Task objective: Give every line below again, exactly as it appears.

######

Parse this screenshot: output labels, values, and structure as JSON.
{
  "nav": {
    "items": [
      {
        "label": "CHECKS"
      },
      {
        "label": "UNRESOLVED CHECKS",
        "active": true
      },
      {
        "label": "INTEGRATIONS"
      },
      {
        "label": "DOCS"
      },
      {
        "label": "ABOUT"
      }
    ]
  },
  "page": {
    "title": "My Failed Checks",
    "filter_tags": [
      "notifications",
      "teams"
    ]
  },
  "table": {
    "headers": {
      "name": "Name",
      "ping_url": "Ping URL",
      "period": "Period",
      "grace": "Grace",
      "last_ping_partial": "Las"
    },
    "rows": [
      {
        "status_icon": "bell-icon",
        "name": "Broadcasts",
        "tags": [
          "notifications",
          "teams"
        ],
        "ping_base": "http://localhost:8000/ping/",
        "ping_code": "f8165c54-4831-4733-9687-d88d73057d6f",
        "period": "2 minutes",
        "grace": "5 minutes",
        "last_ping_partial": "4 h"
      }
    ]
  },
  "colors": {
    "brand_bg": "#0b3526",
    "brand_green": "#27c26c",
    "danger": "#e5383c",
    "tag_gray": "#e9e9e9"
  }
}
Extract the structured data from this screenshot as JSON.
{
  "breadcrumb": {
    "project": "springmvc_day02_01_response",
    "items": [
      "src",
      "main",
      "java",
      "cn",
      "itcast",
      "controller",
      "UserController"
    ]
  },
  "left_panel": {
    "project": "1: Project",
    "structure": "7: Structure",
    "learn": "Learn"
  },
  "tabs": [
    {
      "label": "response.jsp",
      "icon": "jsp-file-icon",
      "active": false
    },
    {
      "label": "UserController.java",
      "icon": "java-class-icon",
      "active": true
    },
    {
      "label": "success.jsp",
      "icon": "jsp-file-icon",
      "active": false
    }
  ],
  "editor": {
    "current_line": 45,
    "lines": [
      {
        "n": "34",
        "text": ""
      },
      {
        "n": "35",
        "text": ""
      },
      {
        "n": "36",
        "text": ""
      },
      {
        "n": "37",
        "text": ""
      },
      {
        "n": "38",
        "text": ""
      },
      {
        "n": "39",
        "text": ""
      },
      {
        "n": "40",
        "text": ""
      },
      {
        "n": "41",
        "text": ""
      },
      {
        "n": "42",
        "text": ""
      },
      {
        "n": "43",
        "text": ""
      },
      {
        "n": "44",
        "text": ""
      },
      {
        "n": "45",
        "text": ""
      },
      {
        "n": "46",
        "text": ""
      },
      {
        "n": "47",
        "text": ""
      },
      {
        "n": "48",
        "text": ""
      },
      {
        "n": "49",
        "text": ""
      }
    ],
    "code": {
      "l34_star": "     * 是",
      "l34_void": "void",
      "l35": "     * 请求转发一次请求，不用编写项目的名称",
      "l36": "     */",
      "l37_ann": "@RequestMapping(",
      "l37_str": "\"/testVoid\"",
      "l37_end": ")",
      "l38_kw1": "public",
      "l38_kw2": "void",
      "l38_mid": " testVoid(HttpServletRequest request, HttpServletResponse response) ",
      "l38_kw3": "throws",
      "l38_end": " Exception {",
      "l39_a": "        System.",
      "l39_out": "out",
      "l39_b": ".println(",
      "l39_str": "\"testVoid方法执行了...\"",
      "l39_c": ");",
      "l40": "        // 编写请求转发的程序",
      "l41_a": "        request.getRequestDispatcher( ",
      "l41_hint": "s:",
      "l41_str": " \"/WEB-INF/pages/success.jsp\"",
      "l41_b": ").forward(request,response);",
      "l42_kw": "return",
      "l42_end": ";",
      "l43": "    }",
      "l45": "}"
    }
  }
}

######

Your response:
Parse this screenshot: output labels, values, and structure as JSON.
{
  "nav": {
    "items": [
      {
        "label": "CHECKS"
      },
      {
        "label": "UNRESOLVED CHECKS",
        "active": true
      },
      {
        "label": "INTEGRATIONS"
      },
      {
        "label": "DOCS"
      },
      {
        "label": "ABOUT"
      }
    ]
  },
  "page": {
    "title": "My Failed Checks",
    "filter_tags": [
      "notifications",
      "teams"
    ]
  },
  "table": {
    "headers": {
      "name": "Name",
      "ping_url": "Ping URL",
      "period": "Period",
      "grace": "Grace",
      "last_ping_partial": "Las"
    },
    "rows": [
      {
        "status_icon": "bell-icon",
        "name": "Broadcasts",
        "tags": [
          "notifications",
          "teams"
        ],
        "ping_base": "http://localhost:8000/ping/",
        "ping_code": "f8165c54-4831-4733-9687-d88d73057d6f",
        "period": "2 minutes",
        "grace": "5 minutes",
        "last_ping_partial": "4 h"
      }
    ]
  },
  "colors": {
    "brand_bg": "#0b3526",
    "brand_green": "#27c26c",
    "danger": "#e5383c",
    "tag_gray": "#e9e9e9"
  }
}
Extract the structured data from this screenshot as JSON.
{
  "breadcrumb": {
    "project": "springmvc_day02_01_response",
    "items": [
      "src",
      "main",
      "java",
      "cn",
      "itcast",
      "controller",
      "UserController"
    ]
  },
  "left_panel": {
    "project": "1: Project",
    "structure": "7: Structure",
    "learn": "Learn"
  },
  "tabs": [
    {
      "label": "response.jsp",
      "icon": "jsp-file-icon",
      "active": false
    },
    {
      "label": "UserController.java",
      "icon": "java-class-icon",
      "active": true
    },
    {
      "label": "success.jsp",
      "icon": "jsp-file-icon",
      "active": false
    }
  ],
  "editor": {
    "current_line": 45,
    "lines": [
      {
        "n": "34",
        "text": ""
      },
      {
        "n": "35",
        "text": ""
      },
      {
        "n": "36",
        "text": ""
      },
      {
        "n": "37",
        "text": ""
      },
      {
        "n": "38",
        "text": ""
      },
      {
        "n": "39",
        "text": ""
      },
      {
        "n": "40",
        "text": ""
      },
      {
        "n": "41",
        "text": ""
      },
      {
        "n": "42",
        "text": ""
      },
      {
        "n": "43",
        "text": ""
      },
      {
        "n": "44",
        "text": ""
      },
      {
        "n": "45",
        "text": ""
      },
      {
        "n": "46",
        "text": ""
      },
      {
        "n": "47",
        "text": ""
      },
      {
        "n": "48",
        "text": ""
      },
      {
        "n": "49",
        "text": ""
      }
    ],
    "code": {
      "l34_star": "     * 是",
      "l34_void": "void",
      "l35": "     * 请求转发一次请求，不用编写项目的名称",
      "l36": "     */",
      "l37_ann": "@RequestMapping(",
      "l37_str": "\"/testVoid\"",
      "l37_end": ")",
      "l38_kw1": "public",
      "l38_kw2": "void",
      "l38_mid": " testVoid(HttpServletRequest request, HttpServletResponse response) ",
      "l38_kw3": "throws",
      "l38_end": " Exception {",
      "l39_a": "        System.",
      "l39_out": "out",
      "l39_b": ".println(",
      "l39_str": "\"testVoid方法执行了...\"",
      "l39_c": ");",
      "l40": "        // 编写请求转发的程序",
      "l41_a": "        request.getRequestDispatcher( ",
      "l41_hint": "s:",
      "l41_str": " \"/WEB-INF/pages/success.jsp\"",
      "l41_b": ").forward(request,response);",
      "l42_kw": "return",
      "l42_end": ";",
      "l43": "    }",
      "l45": "}"
    }
  }
}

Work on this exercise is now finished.